I’m not just referring to the Obama-Netanyahu showdown at the White House on when and whether to strike at Tehran’s nuclear sites, but to an encounter centuries ago between Queen Esther and King Ahasveros in ancient Persia — today’s Iran — and her plea that he reverse the wicked Haman’s death sentence for the Jewish population.
Last week our family participated in a ritual commanded in the Torah and associated with the birth of a baby boy, a mitzvah that has become increasingly rare in Jewish life: the Pidyon HaBen, or redemption of the firstborn son, which applies in only an estimated 5 to 10 percent of Jewish births.
What follows are a few thoughts about the little-explored custom and the little boy who has been the focus of my thoughts in recent days.

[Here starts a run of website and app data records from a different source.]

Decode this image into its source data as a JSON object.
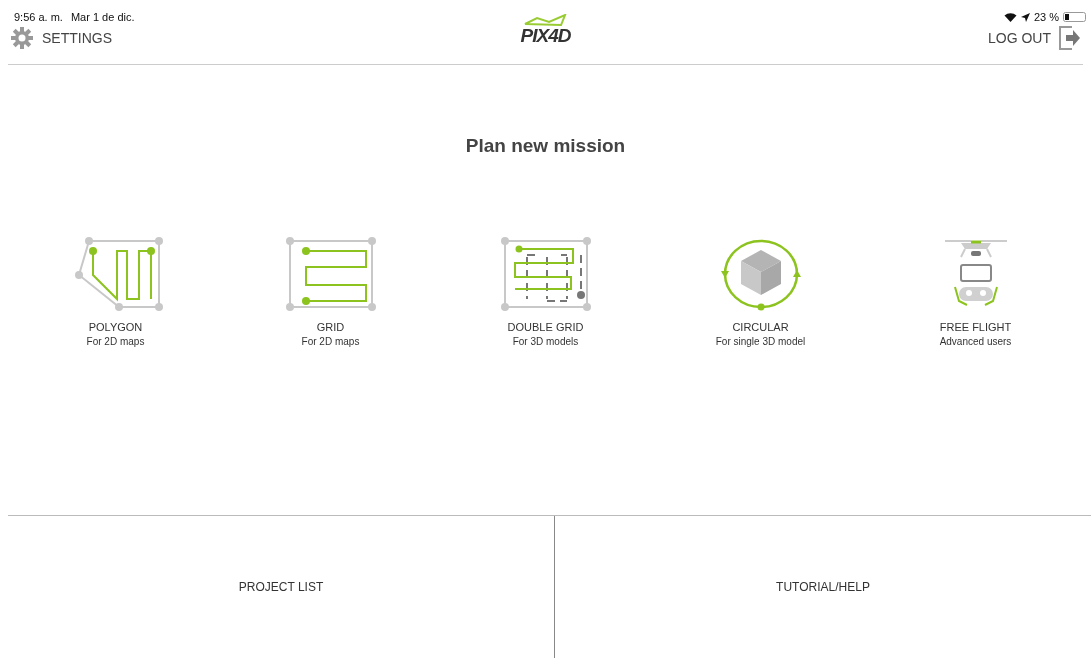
{
  "status_bar": {
    "time": "9:56 a. m.",
    "date": "Mar 1 de dic.",
    "battery": "23 %"
  },
  "header": {
    "settings": "SETTINGS",
    "logo": "PIX4D",
    "logout": "LOG OUT"
  },
  "title": "Plan new mission",
  "missions": [
    {
      "kind": "polygon",
      "label": "POLYGON",
      "subtitle": "For 2D maps"
    },
    {
      "kind": "grid",
      "label": "GRID",
      "subtitle": "For 2D maps"
    },
    {
      "kind": "double_grid",
      "label": "DOUBLE GRID",
      "subtitle": "For 3D models"
    },
    {
      "kind": "circular",
      "label": "CIRCULAR",
      "subtitle": "For single 3D model"
    },
    {
      "kind": "free_flight",
      "label": "FREE FLIGHT",
      "subtitle": "Advanced users"
    }
  ],
  "bottom_buttons": [
    "PROJECT LIST",
    "TUTORIAL/HELP"
  ]
}
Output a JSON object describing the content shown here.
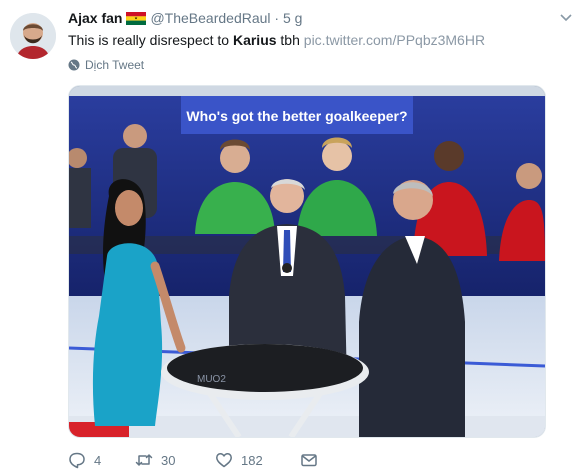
{
  "tweet": {
    "display_name": "Ajax fan",
    "handle": "@TheBeardedRaul",
    "separator": "·",
    "timestamp": "5 g",
    "text_before": "This is really disrespect to ",
    "text_bold": "Karius",
    "text_after": " tbh ",
    "link": "pic.twitter.com/PPqbz3M6HR",
    "translate_label": "Dịch Tweet"
  },
  "media": {
    "banner_text": "Who's got the better goalkeeper?",
    "table_text": "MUO2"
  },
  "actions": {
    "replies": "4",
    "retweets": "30",
    "likes": "182"
  },
  "colors": {
    "link": "#8b98a5",
    "secondary_text": "#657786",
    "flag_red": "#ce1126",
    "flag_gold": "#fcd116",
    "flag_green": "#006b3f"
  },
  "icons": [
    "avatar",
    "ghana-flag-icon",
    "chevron-down-icon",
    "globe-icon",
    "reply-icon",
    "retweet-icon",
    "like-icon",
    "message-icon"
  ]
}
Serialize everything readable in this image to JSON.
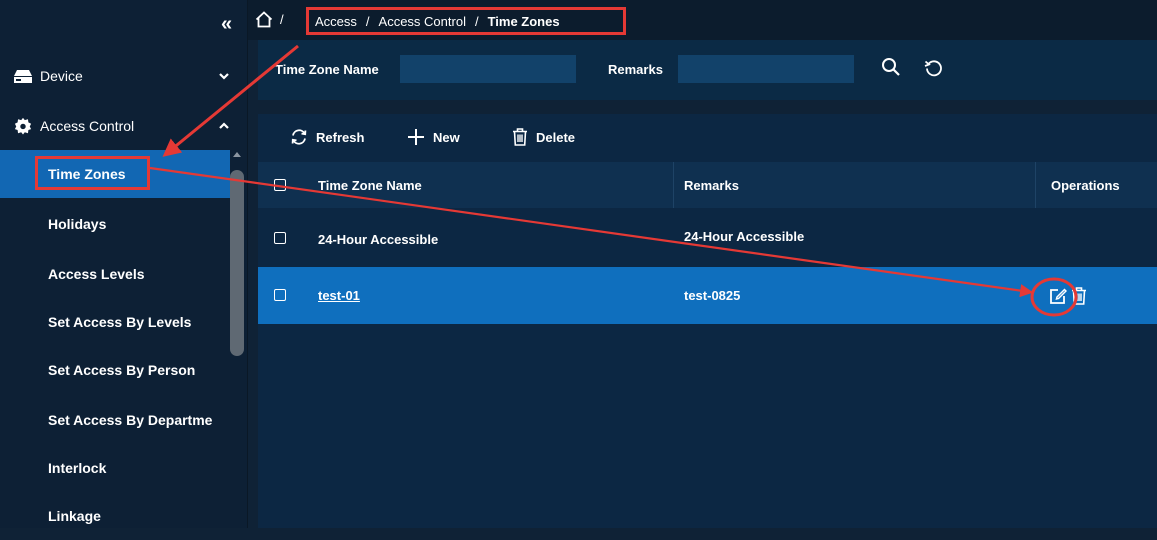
{
  "sidebar": {
    "collapse_icon": "double-chevron-left-icon",
    "groups": [
      {
        "label": "Device",
        "icon": "device-icon",
        "chevron": "chevron-down-icon"
      },
      {
        "label": "Access Control",
        "icon": "gear-icon",
        "chevron": "chevron-up-icon"
      }
    ],
    "submenu": [
      {
        "label": "Time Zones",
        "active": true
      },
      {
        "label": "Holidays"
      },
      {
        "label": "Access Levels"
      },
      {
        "label": "Set Access By Levels"
      },
      {
        "label": "Set Access By Person"
      },
      {
        "label": "Set Access By Departme"
      },
      {
        "label": "Interlock"
      },
      {
        "label": "Linkage"
      }
    ]
  },
  "breadcrumb": {
    "home_icon": "home-icon",
    "separator": "/",
    "items": [
      "Access",
      "Access Control",
      "Time Zones"
    ]
  },
  "filter": {
    "time_zone_name_label": "Time Zone Name",
    "time_zone_name_value": "",
    "remarks_label": "Remarks",
    "remarks_value": "",
    "search_icon": "search-icon",
    "reset_icon": "reset-icon"
  },
  "toolbar": {
    "refresh_label": "Refresh",
    "new_label": "New",
    "delete_label": "Delete"
  },
  "table": {
    "columns": [
      "Time Zone Name",
      "Remarks",
      "Operations"
    ],
    "rows": [
      {
        "name": "24-Hour Accessible",
        "remarks": "24-Hour Accessible",
        "selected": false
      },
      {
        "name": "test-01",
        "remarks": "test-0825",
        "selected": true
      }
    ]
  },
  "colors": {
    "active": "#1267b3",
    "selected_row": "#0f6fbe",
    "annotation": "#e53935"
  }
}
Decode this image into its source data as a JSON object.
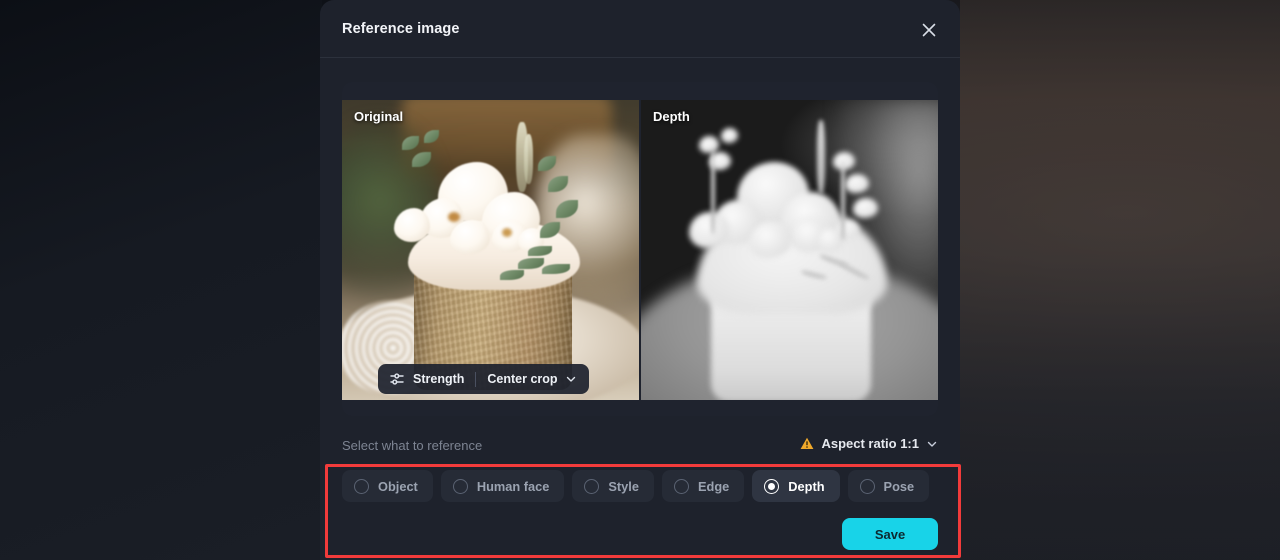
{
  "dialog": {
    "title": "Reference image",
    "close_icon": "close-x-icon"
  },
  "media": {
    "original": {
      "label": "Original",
      "alt": "Wedding cake with white orchids and eucalyptus on a lace plate"
    },
    "depth": {
      "label": "Depth",
      "alt": "Grayscale depth map of the wedding cake"
    },
    "toolbar": {
      "strength_icon": "sliders-icon",
      "strength_label": "Strength",
      "crop_label": "Center crop",
      "crop_chevron_icon": "chevron-down-icon"
    }
  },
  "subheader": {
    "prompt": "Select what to reference",
    "warning_icon": "warning-triangle-icon",
    "aspect_label": "Aspect ratio 1:1",
    "aspect_chevron_icon": "chevron-down-icon"
  },
  "options": [
    {
      "label": "Object",
      "selected": false
    },
    {
      "label": "Human face",
      "selected": false
    },
    {
      "label": "Style",
      "selected": false
    },
    {
      "label": "Edge",
      "selected": false
    },
    {
      "label": "Depth",
      "selected": true
    },
    {
      "label": "Pose",
      "selected": false
    }
  ],
  "actions": {
    "save_label": "Save"
  },
  "colors": {
    "accent": "#18d3e8",
    "warning": "#f0a92b",
    "annotation": "#f23b3b",
    "dialog_bg": "#1e222c",
    "chip_bg": "#262b36",
    "chip_selected_bg": "#2f3542"
  }
}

Amid all the discussion and debate these days over how to talk about Israel publicly without making things worse — that is, exacerbating the divide between left and right — there is one group that has a proven track record of framing tough issues in a sophisticated, nuanced and creative way to foster substantive dialogue.